▼

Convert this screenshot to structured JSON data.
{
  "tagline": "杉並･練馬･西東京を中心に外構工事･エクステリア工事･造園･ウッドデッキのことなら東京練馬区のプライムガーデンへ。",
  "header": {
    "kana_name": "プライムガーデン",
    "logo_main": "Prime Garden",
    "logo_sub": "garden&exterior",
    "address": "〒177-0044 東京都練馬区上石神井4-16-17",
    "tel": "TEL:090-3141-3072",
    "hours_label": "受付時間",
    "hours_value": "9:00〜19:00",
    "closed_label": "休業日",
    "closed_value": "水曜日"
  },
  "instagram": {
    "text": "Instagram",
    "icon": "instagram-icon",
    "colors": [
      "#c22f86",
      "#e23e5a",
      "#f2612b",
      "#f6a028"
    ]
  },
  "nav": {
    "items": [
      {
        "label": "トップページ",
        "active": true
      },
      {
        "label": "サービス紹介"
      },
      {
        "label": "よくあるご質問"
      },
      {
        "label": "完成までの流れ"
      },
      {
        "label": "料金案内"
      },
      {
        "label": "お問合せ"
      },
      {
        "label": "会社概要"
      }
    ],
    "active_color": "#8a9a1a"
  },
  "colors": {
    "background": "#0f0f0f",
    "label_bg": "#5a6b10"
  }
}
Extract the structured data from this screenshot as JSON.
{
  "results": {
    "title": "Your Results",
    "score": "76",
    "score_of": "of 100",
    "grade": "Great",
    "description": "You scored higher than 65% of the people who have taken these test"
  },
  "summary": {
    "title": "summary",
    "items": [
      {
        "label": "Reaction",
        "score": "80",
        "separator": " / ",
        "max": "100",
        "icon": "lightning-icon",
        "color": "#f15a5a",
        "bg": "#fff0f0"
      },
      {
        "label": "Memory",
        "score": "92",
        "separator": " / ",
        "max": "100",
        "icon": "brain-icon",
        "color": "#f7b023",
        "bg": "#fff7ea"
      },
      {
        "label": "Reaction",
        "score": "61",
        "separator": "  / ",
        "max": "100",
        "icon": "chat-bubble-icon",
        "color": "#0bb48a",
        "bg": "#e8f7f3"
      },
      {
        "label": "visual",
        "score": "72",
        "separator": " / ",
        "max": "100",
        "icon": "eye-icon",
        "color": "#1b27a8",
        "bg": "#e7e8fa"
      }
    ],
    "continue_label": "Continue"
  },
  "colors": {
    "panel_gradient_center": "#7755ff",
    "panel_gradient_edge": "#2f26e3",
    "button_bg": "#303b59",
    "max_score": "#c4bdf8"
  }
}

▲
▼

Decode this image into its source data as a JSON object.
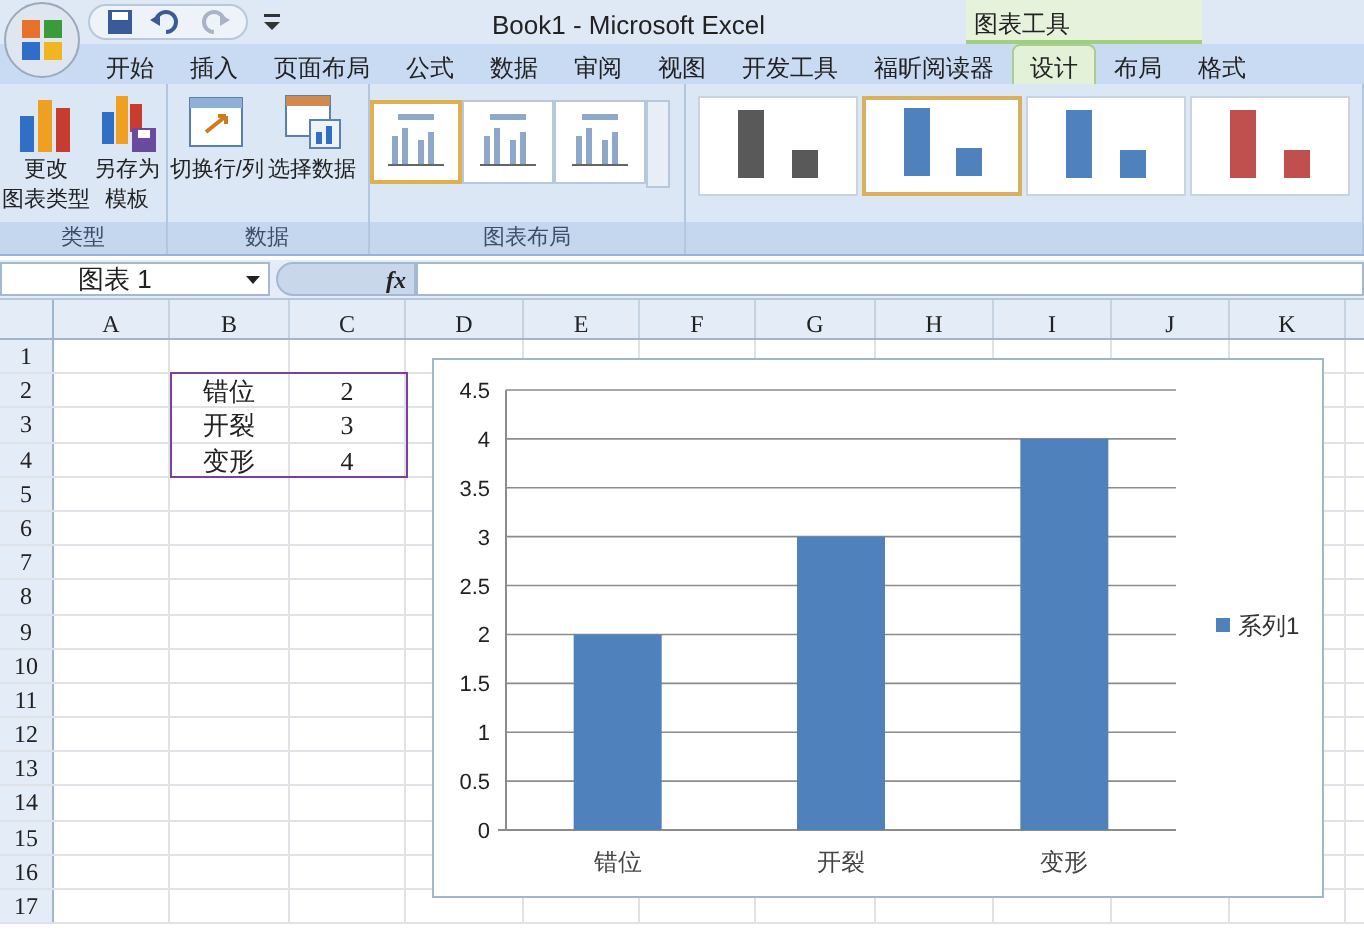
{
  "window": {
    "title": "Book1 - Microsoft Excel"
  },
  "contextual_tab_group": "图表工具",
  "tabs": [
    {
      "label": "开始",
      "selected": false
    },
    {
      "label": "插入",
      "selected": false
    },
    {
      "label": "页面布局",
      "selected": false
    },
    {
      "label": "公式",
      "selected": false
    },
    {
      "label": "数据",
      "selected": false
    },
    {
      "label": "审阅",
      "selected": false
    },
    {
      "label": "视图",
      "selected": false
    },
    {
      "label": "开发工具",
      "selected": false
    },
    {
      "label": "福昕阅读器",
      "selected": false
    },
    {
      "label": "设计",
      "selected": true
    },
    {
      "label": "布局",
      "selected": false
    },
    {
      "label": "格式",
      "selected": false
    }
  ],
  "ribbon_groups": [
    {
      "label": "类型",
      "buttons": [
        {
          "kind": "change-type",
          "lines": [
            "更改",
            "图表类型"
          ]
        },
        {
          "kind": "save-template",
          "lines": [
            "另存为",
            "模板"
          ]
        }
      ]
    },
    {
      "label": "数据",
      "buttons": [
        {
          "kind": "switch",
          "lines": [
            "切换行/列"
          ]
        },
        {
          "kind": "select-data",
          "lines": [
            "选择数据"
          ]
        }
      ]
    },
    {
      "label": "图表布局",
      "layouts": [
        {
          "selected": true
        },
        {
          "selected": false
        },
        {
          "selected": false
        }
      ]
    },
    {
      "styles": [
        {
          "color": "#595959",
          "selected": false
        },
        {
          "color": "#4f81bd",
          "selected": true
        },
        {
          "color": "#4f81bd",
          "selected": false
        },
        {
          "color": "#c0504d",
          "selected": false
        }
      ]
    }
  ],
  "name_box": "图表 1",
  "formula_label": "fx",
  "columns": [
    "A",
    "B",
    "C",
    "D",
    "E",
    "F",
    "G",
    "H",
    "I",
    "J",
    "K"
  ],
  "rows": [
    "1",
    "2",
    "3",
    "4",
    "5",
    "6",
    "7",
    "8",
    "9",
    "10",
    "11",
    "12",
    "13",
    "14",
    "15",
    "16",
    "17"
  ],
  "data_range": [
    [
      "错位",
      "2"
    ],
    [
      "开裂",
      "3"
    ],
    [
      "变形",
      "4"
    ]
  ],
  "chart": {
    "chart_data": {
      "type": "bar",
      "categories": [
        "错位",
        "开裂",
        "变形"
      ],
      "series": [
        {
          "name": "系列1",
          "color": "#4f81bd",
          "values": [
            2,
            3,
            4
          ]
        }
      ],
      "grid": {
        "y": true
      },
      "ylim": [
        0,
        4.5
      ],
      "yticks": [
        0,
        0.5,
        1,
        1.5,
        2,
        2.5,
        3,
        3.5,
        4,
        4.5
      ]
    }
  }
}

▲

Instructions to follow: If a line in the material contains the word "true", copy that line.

Solution:
        "active": true
      "selected": true
          "selected": true
          "selected": true
        "y": true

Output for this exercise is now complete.